[Task brief] In the entries that follow, count each line containing "View" and state the total, nothing more.

[Material for the task]

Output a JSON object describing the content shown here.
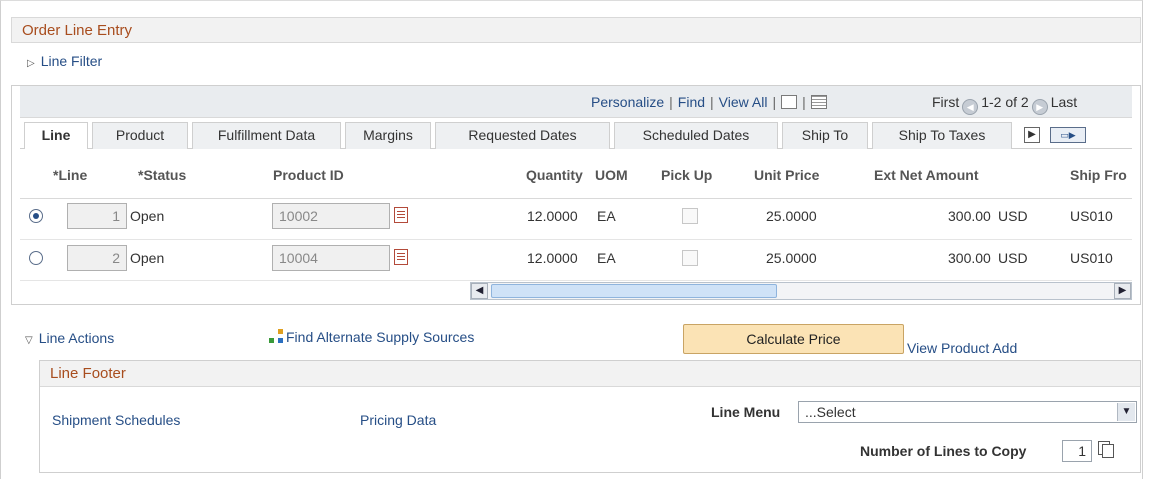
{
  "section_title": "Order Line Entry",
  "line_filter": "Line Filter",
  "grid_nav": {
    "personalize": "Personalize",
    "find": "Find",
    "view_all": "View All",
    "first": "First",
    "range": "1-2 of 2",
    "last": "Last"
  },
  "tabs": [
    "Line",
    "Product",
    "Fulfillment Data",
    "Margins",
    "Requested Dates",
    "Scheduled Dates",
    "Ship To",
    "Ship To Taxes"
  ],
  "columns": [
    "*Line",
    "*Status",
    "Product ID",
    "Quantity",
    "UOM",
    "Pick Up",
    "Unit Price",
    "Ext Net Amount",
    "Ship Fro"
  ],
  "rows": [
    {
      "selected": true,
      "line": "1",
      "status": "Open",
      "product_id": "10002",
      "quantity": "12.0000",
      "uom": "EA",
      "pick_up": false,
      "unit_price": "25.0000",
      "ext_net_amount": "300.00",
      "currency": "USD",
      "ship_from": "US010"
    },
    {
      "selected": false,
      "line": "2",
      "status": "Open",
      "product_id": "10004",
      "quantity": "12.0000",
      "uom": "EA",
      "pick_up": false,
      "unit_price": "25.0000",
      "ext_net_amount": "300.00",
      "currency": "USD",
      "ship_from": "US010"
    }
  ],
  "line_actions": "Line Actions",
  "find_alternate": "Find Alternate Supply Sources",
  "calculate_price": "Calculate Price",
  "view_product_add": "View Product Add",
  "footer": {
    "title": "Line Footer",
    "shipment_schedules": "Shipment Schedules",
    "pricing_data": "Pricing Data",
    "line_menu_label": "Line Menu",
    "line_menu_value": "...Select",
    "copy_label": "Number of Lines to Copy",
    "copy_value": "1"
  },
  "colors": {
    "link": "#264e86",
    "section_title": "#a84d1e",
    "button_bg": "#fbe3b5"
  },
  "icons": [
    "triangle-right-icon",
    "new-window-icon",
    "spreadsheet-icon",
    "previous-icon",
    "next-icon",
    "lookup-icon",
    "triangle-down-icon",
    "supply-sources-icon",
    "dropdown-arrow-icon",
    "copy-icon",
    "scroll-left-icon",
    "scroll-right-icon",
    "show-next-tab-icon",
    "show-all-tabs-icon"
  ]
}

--

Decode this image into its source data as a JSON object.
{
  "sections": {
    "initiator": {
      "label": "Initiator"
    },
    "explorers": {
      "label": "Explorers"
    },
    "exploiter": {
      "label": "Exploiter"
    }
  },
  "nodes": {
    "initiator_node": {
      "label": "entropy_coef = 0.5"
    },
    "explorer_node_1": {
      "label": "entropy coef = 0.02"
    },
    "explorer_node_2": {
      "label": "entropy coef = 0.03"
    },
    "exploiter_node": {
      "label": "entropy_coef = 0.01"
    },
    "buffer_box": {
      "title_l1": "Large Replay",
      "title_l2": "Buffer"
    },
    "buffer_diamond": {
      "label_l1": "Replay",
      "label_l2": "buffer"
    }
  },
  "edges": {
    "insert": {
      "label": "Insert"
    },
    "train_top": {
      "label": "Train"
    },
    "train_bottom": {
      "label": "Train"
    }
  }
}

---

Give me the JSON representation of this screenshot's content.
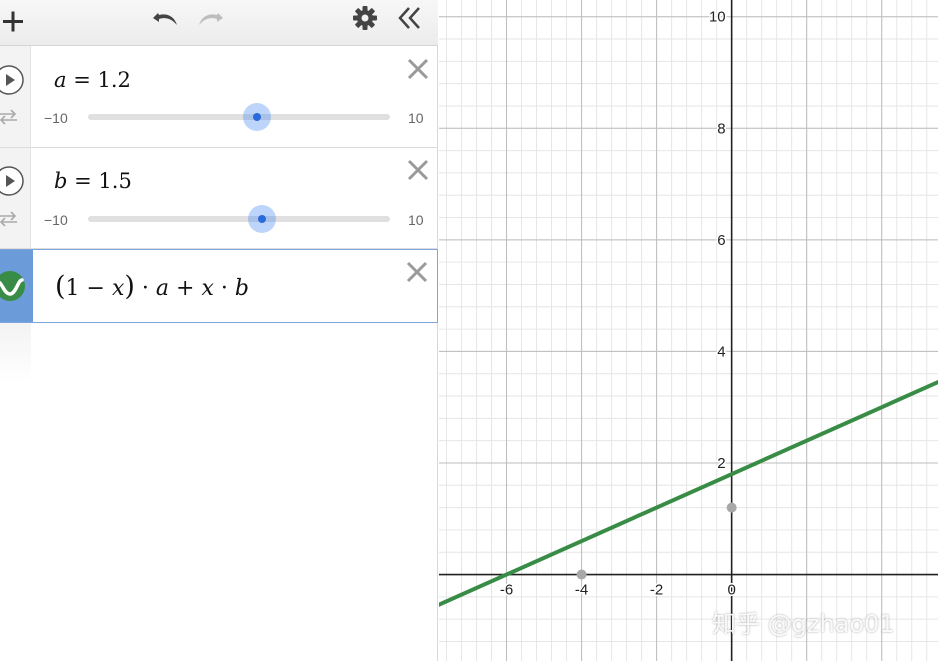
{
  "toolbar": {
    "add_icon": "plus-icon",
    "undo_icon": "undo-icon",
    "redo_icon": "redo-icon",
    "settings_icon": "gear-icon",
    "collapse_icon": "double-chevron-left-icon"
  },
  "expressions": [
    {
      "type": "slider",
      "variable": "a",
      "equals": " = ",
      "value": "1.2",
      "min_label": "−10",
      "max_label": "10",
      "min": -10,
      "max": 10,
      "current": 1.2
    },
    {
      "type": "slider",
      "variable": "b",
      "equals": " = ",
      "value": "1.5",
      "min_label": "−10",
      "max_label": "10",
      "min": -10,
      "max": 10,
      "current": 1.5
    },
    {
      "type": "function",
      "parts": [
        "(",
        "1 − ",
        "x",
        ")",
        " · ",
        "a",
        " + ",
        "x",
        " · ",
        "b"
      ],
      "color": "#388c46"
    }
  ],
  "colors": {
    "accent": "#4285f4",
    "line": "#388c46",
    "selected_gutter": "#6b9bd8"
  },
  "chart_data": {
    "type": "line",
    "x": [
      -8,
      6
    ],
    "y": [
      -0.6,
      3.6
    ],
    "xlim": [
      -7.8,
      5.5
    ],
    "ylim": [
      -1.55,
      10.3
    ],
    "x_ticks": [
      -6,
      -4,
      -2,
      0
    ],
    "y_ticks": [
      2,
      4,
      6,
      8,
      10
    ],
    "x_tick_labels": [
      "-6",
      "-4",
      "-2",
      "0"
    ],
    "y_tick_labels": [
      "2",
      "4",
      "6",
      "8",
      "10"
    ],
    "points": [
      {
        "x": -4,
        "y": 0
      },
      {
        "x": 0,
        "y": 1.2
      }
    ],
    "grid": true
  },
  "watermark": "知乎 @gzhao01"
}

[Result] 2